■ EXERCISE PROMPT ■
The reply should be an exact repeat of the listing, with no pictures in it.
──────
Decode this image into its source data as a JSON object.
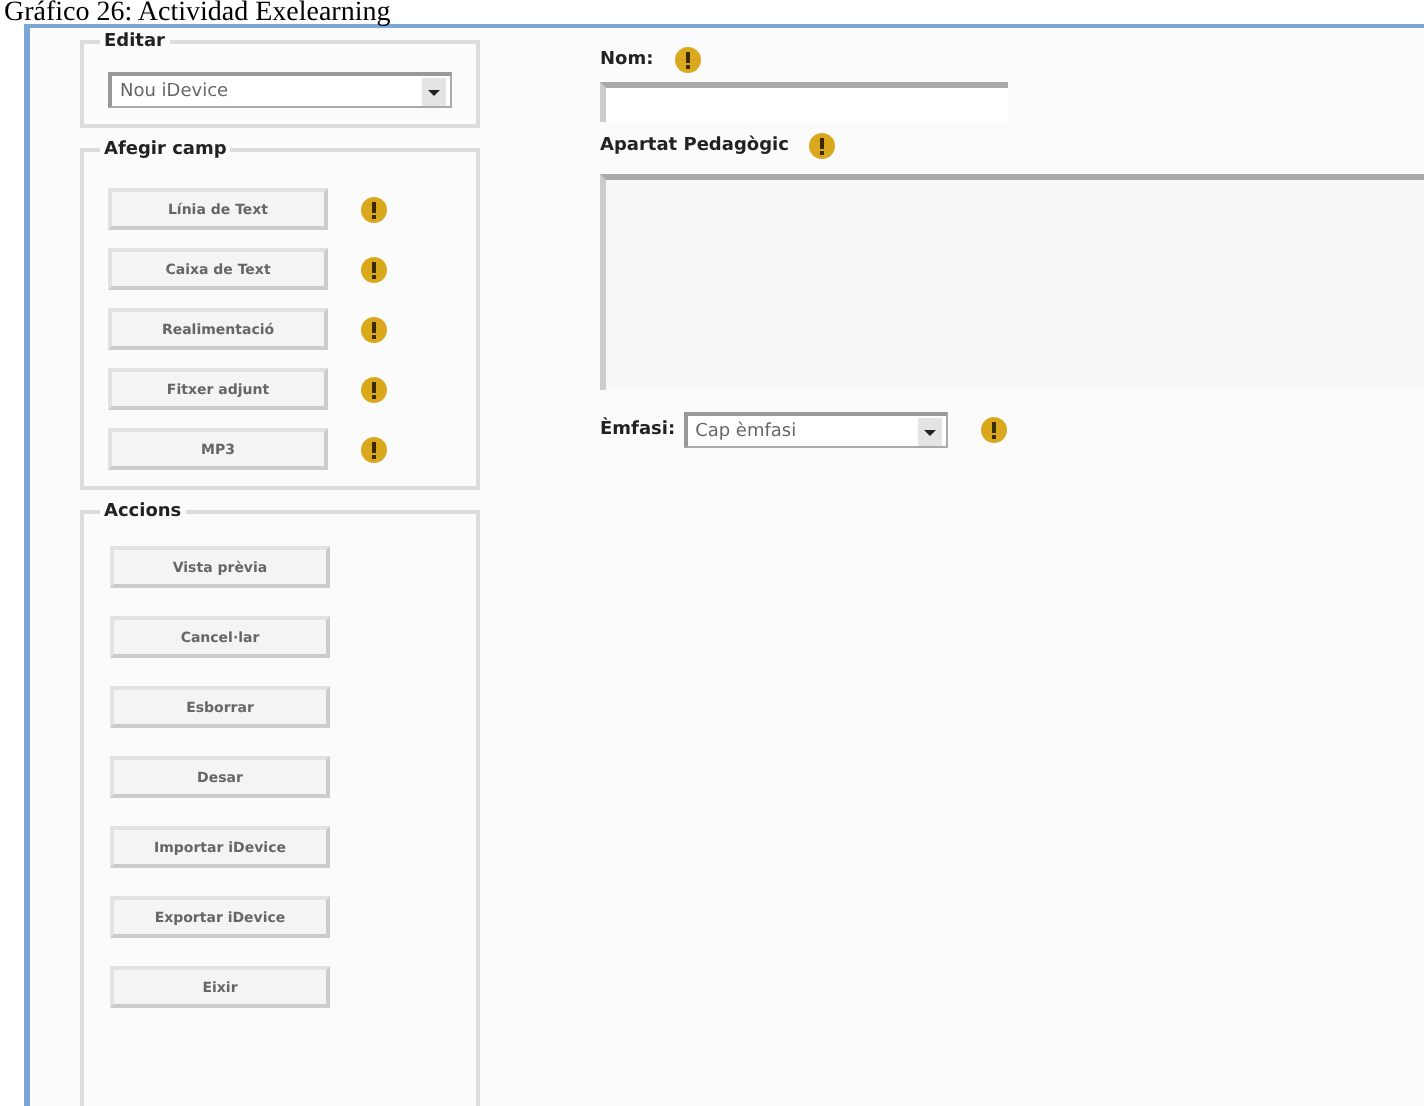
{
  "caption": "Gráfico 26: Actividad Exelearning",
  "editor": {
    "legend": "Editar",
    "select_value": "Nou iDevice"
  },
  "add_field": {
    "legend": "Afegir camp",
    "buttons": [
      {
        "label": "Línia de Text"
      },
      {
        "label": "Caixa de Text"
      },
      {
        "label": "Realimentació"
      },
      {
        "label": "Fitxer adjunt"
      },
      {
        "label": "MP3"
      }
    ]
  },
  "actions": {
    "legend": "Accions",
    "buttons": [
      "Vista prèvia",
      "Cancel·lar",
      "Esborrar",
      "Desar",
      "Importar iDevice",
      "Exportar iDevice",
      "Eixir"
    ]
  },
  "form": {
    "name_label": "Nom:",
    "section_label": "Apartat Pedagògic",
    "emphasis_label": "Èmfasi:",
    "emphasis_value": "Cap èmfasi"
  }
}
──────
■ TASK RESULT ■
Decode this image into its source data as a JSON object.
{
  "caption": "Gráfico 26: Actividad Exelearning",
  "editor": {
    "legend": "Editar",
    "select_value": "Nou iDevice"
  },
  "add_field": {
    "legend": "Afegir camp",
    "buttons": [
      {
        "label": "Línia de Text"
      },
      {
        "label": "Caixa de Text"
      },
      {
        "label": "Realimentació"
      },
      {
        "label": "Fitxer adjunt"
      },
      {
        "label": "MP3"
      }
    ]
  },
  "actions": {
    "legend": "Accions",
    "buttons": [
      "Vista prèvia",
      "Cancel·lar",
      "Esborrar",
      "Desar",
      "Importar iDevice",
      "Exportar iDevice",
      "Eixir"
    ]
  },
  "form": {
    "name_label": "Nom:",
    "section_label": "Apartat Pedagògic",
    "emphasis_label": "Èmfasi:",
    "emphasis_value": "Cap èmfasi"
  }
}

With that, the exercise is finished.